Gardening

November Gardening

fresh garlic bulbs with roots and stems

The last of the 2021 gardening tasks is complete!  Although, planting for next season’s garlic harvest might be more correctly classified as getting a jump on 2022.  With a sunny day, autumn temps in the comfortable 30s, and the ground cool but not frozen, it is the perfect time for hard-neck, porcelain varieties, such as Music, to go into the ground.

Sporting a large blub with 4-8 individual cloves, Music is easily identifiable by its pinkish to purple hued thin papery skin.  It is dubbed hard-neck because of its stiff center core.  Porcelain garlic prefers cooler weather, perfect for Minnesota. 

Happy gardening!

Gardening

Pesto with thoughts of Genoa – no actually Madison

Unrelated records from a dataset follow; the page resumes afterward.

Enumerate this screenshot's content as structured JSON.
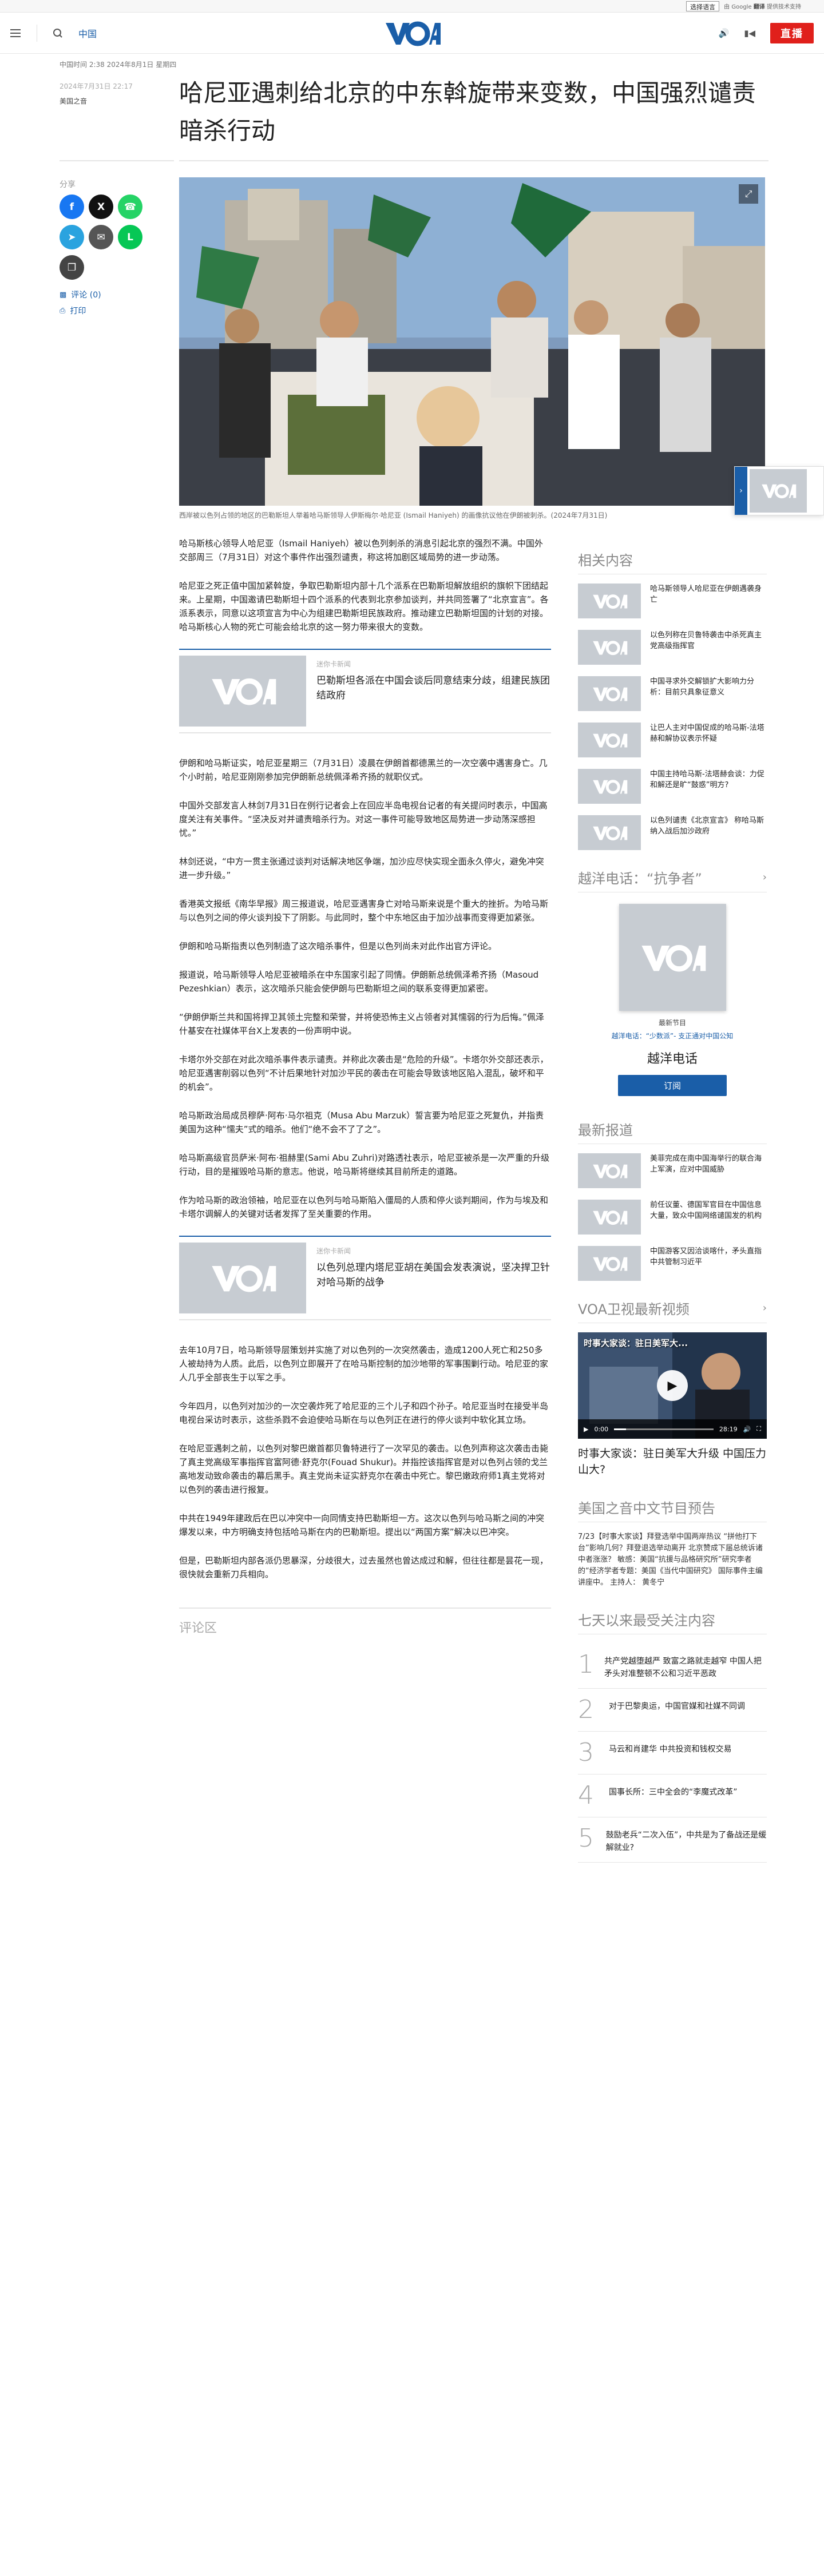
{
  "translate": {
    "select_label": "选择语言",
    "powered_by": "由 Google",
    "powered_brand": "翻译",
    "powered_suffix": "提供技术支持"
  },
  "header": {
    "section": "中国",
    "logo": "VOA",
    "live_label": "直播"
  },
  "meta": {
    "timestamp_line": "中国时间 2:38 2024年8月1日 星期四",
    "date": "2024年7月31日 22:17",
    "author": "美国之音"
  },
  "article": {
    "title": "哈尼亚遇刺给北京的中东斡旋带来变数，中国强烈谴责暗杀行动",
    "caption": "西岸被以色列占领的地区的巴勒斯坦人举着哈马斯领导人伊斯梅尔·哈尼亚 (Ismail Haniyeh) 的画像抗议他在伊朗被刺杀。(2024年7月31日)",
    "paragraphs_a": [
      "哈马斯核心领导人哈尼亚（Ismail Haniyeh）被以色列刺杀的消息引起北京的强烈不满。中国外交部周三（7月31日）对这个事件作出强烈谴责，称这将加剧区域局势的进一步动荡。",
      "哈尼亚之死正值中国加紧斡旋，争取巴勒斯坦内部十几个派系在巴勒斯坦解放组织的旗帜下团结起来。上星期，中国邀请巴勒斯坦十四个派系的代表到北京参加谈判，并共同签署了“北京宣言”。各派系表示，同意以这项宣言为中心为组建巴勒斯坦民族政府。推动建立巴勒斯坦国的计划的对接。哈马斯核心人物的死亡可能会给北京的这一努力带来很大的变数。"
    ],
    "related1": {
      "kicker": "迷你卡新闻",
      "title": "巴勒斯坦各派在中国会谈后同意结束分歧，组建民族团结政府"
    },
    "paragraphs_b": [
      "伊朗和哈马斯证实，哈尼亚星期三（7月31日）凌晨在伊朗首都德黑兰的一次空袭中遇害身亡。几个小时前，哈尼亚刚刚参加完伊朗新总统佩泽希齐扬的就职仪式。",
      "中国外交部发言人林剑7月31日在例行记者会上在回应半岛电视台记者的有关提问时表示，中国高度关注有关事件。“坚决反对并谴责暗杀行为。对这一事件可能导致地区局势进一步动荡深感担忧。”",
      "林剑还说，“中方一贯主张通过谈判对话解决地区争端，加沙应尽快实现全面永久停火，避免冲突进一步升级。”",
      "香港英文报纸《南华早报》周三报道说，哈尼亚遇害身亡对哈马斯来说是个重大的挫折。为哈马斯与以色列之间的停火谈判投下了阴影。与此同时，整个中东地区由于加沙战事而变得更加紧张。",
      "伊朗和哈马斯指责以色列制造了这次暗杀事件，但是以色列尚未对此作出官方评论。",
      "报道说，哈马斯领导人哈尼亚被暗杀在中东国家引起了同情。伊朗新总统佩泽希齐扬（Masoud Pezeshkian）表示，这次暗杀只能会使伊朗与巴勒斯坦之间的联系变得更加紧密。",
      "“伊朗伊斯兰共和国将捍卫其领土完整和荣誉，并将使恐怖主义占领者对其懦弱的行为后悔。”佩泽什基安在社媒体平台X上发表的一份声明中说。",
      "卡塔尔外交部在对此次暗杀事件表示谴责。并称此次袭击是“危险的升级”。卡塔尔外交部还表示，哈尼亚遇害削弱以色列“不计后果地针对加沙平民的袭击在可能会导致该地区陷入混乱，破坏和平的机会”。",
      "哈马斯政治局成员穆萨·阿布·马尔祖克（Musa Abu Marzuk）誓言要为哈尼亚之死复仇，并指责美国为这种“懦夫”式的暗杀。他们“绝不会不了了之”。",
      "哈马斯高级官员萨米·阿布·祖赫里(Sami Abu Zuhri)对路透社表示，哈尼亚被杀是一次严重的升级行动，目的是摧毁哈马斯的意志。他说，哈马斯将继续其目前所走的道路。",
      "作为哈马斯的政治领袖，哈尼亚在以色列与哈马斯陷入僵局的人质和停火谈判期间，作为与埃及和卡塔尔调解人的关键对话者发挥了至关重要的作用。"
    ],
    "related2": {
      "kicker": "迷你卡新闻",
      "title": "以色列总理内塔尼亚胡在美国会发表演说，坚决捍卫针对哈马斯的战争"
    },
    "paragraphs_c": [
      "去年10月7日，哈马斯领导层策划并实施了对以色列的一次突然袭击，造成1200人死亡和250多人被劫持为人质。此后，以色列立即展开了在哈马斯控制的加沙地带的军事围剿行动。哈尼亚的家人几乎全部丧生于以军之手。",
      "今年四月，以色列对加沙的一次空袭炸死了哈尼亚的三个儿子和四个孙子。哈尼亚当时在接受半岛电视台采访时表示，这些杀戮不会迫使哈马斯在与以色列正在进行的停火谈判中软化其立场。",
      "在哈尼亚遇刺之前，以色列对黎巴嫩首都贝鲁特进行了一次罕见的袭击。以色列声称这次袭击击毙了真主党高级军事指挥官富阿德·舒克尔(Fouad Shukur)。并指控该指挥官是对以色列占领的戈兰高地发动致命袭击的幕后黑手。真主党尚未证实舒克尔在袭击中死亡。黎巴嫩政府师1真主党将对以色列的袭击进行报复。",
      "中共在1949年建政后在巴以冲突中一向同情支持巴勒斯坦一方。这次以色列与哈马斯之间的冲突爆发以来，中方明确支持包括哈马斯在内的巴勒斯坦。提出以“两国方案”解决以巴冲突。",
      "但是，巴勒斯坦内部各派仍思暴深，分歧很大，过去虽然也曾达成过和解，但往往都是昙花一现，很快就会重新刀兵相向。"
    ],
    "comments_label": "评论区"
  },
  "share": {
    "label": "分享",
    "comments_link": "评论 (0)",
    "print_link": "打印"
  },
  "sidebar": {
    "related_heading": "相关内容",
    "related": [
      "哈马斯领导人哈尼亚在伊朗遇袭身亡",
      "以色列称在贝鲁特袭击中杀死真主党高级指挥官",
      "中国寻求外交解锁扩大影响力分析：目前只具象征意义",
      "让巴人主对中国促成的哈马斯-法塔赫和解协议表示怀疑",
      "中国主持哈马斯-法塔赫会谈：力促和解还是旷“鼓惑”明方?",
      "以色列谴责《北京宣言》 称哈马斯纳入战后加沙政府"
    ],
    "radio_heading": "越洋电话：“抗争者”",
    "radio_sub1": "最新节目",
    "radio_sub2": "越洋电话：“少数派”- 支正通对中国公知",
    "radio_name": "越洋电话",
    "subscribe_label": "订阅",
    "latest_heading": "最新报道",
    "latest": [
      "美菲完成在南中国海举行的联合海上军演，应对中国威胁",
      "前任议董、德国军官目在中国信息大量，致众中国网络谴国发的机构",
      "中国游客又因洽谈喀什，矛头直指中共管制习近平"
    ],
    "video_heading": "VOA卫视最新视频",
    "video_overlay": "时事大家谈：驻日美军大...",
    "video_time": "0:00",
    "video_duration": "28:19",
    "video_title": "时事大家谈：驻日美军大升级 中国压力山大?",
    "preview_heading": "美国之音中文节目预告",
    "preview_text": "7/23【时事大家谈】拜登选举中国两岸热议 “拼他打下台”影响几何？拜登退选举动离开 北京赞成下届总统诉诸中者涨涨？ 敏感：美国“抗援与品格研究所”研究李者的“经济学者专题：美国《当代中国研究》 国际事件主编讲座中。 主持人： 黄冬宁",
    "popular_heading": "七天以来最受关注内容",
    "popular": [
      "共产党越堕越严 致富之路就走越窄 中国人把矛头对准整顿不公和习近平恶政",
      "对于巴黎奥运，中国官媒和社媒不同调",
      "马云和肖建华 中共投资和钱权交易",
      "国事长所：三中全会的“李魔式改革”",
      "鼓励老兵“二次入伍”，中共是为了备战还是缓解就业?"
    ]
  }
}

a large bunch of fresh garlic bulbs with roots and stems on a red metal background
Our garlic harvest – August 2017

As I prepped this morning’s basil harvest for the second batch of summer pesto, I smiled and remembered the first time I had this savory concoction.  It was summer 1977.  I was in library school and a friend who was in town for a library association meeting had offered to treat this poor grad student to dinner.  We met at Helen C. White Hall, wandered over to Memorial Union, spent time on the Terrace before strolling up one side of State Street and then back.  Reaching the small second floor storefront Italian restaurant where we had dinner required trudging up narrow wooden stairs.  (This was long before ADA required accessibility.  It was a restaurant Dad hated when I took him there not because of the food but because he worried about exits – or the lack thereof.  But that’s another story.)

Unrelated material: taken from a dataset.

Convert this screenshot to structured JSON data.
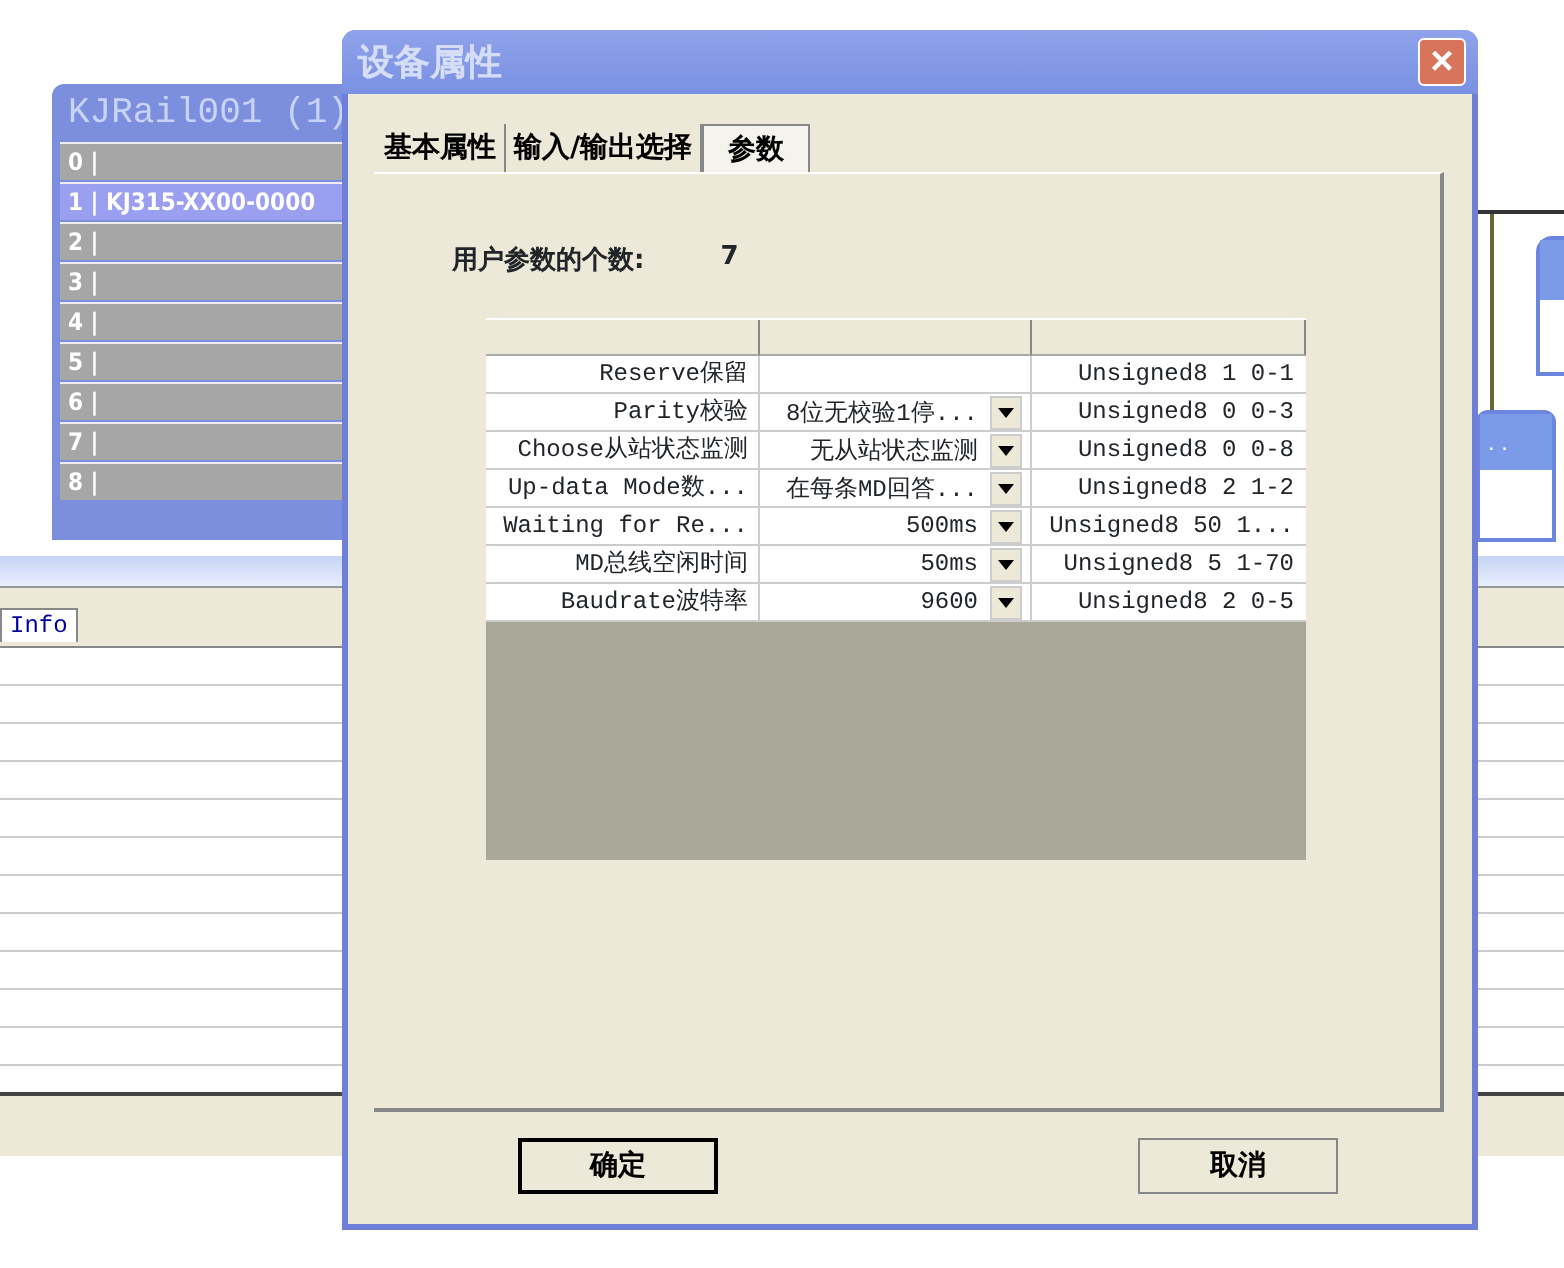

My friend was quite excited with the chef’s pasta du jour which featured fresh pesto on tortellini.  I had no idea what pesto was but as I did not want to appear anything less than sophisticated, I ordered the same entrée.  I remember my surprise when I was served a dish far more green than pasta white; heavy on the garlic.  For this first sampling, it was a good there was a nice red wine accompanying our meal. 

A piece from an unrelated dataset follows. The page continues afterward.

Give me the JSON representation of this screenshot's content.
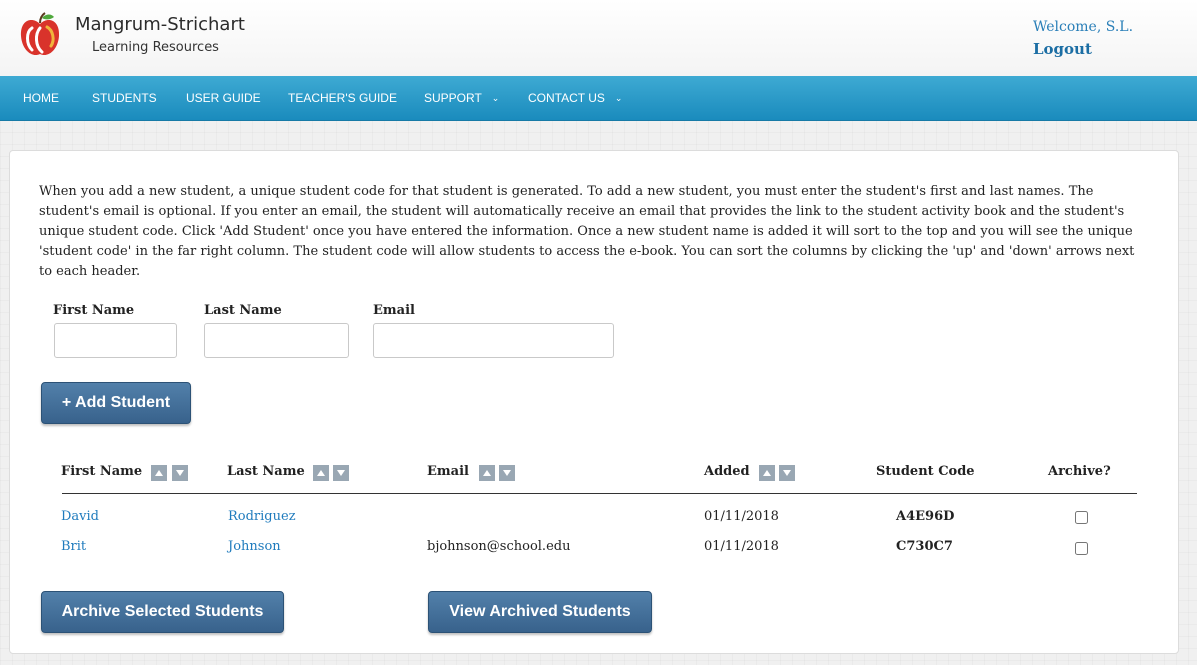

Despite growing up with big vegetable gardens at my house and my grandparents, basil and garlic were simply not things we grew.  From my narrow culinary perspective at the time, basil and garlic were dried herbs from McCormick; used infrequently, mostly just for Aunt Thelma’s spaghetti sauce.  But now, basil graces pots just outside the back door for quick access and grows in the tomato squares as a companion plant.  While we do not have garlic growing this summer, we have harvested splendid crops in years past.  With a nod to food writer Beth Dooley and author of our well used The Northern Heartland Kitchen cookbook, we will fully enjoy this batch of savory almond basil pesto.  Bon appétit!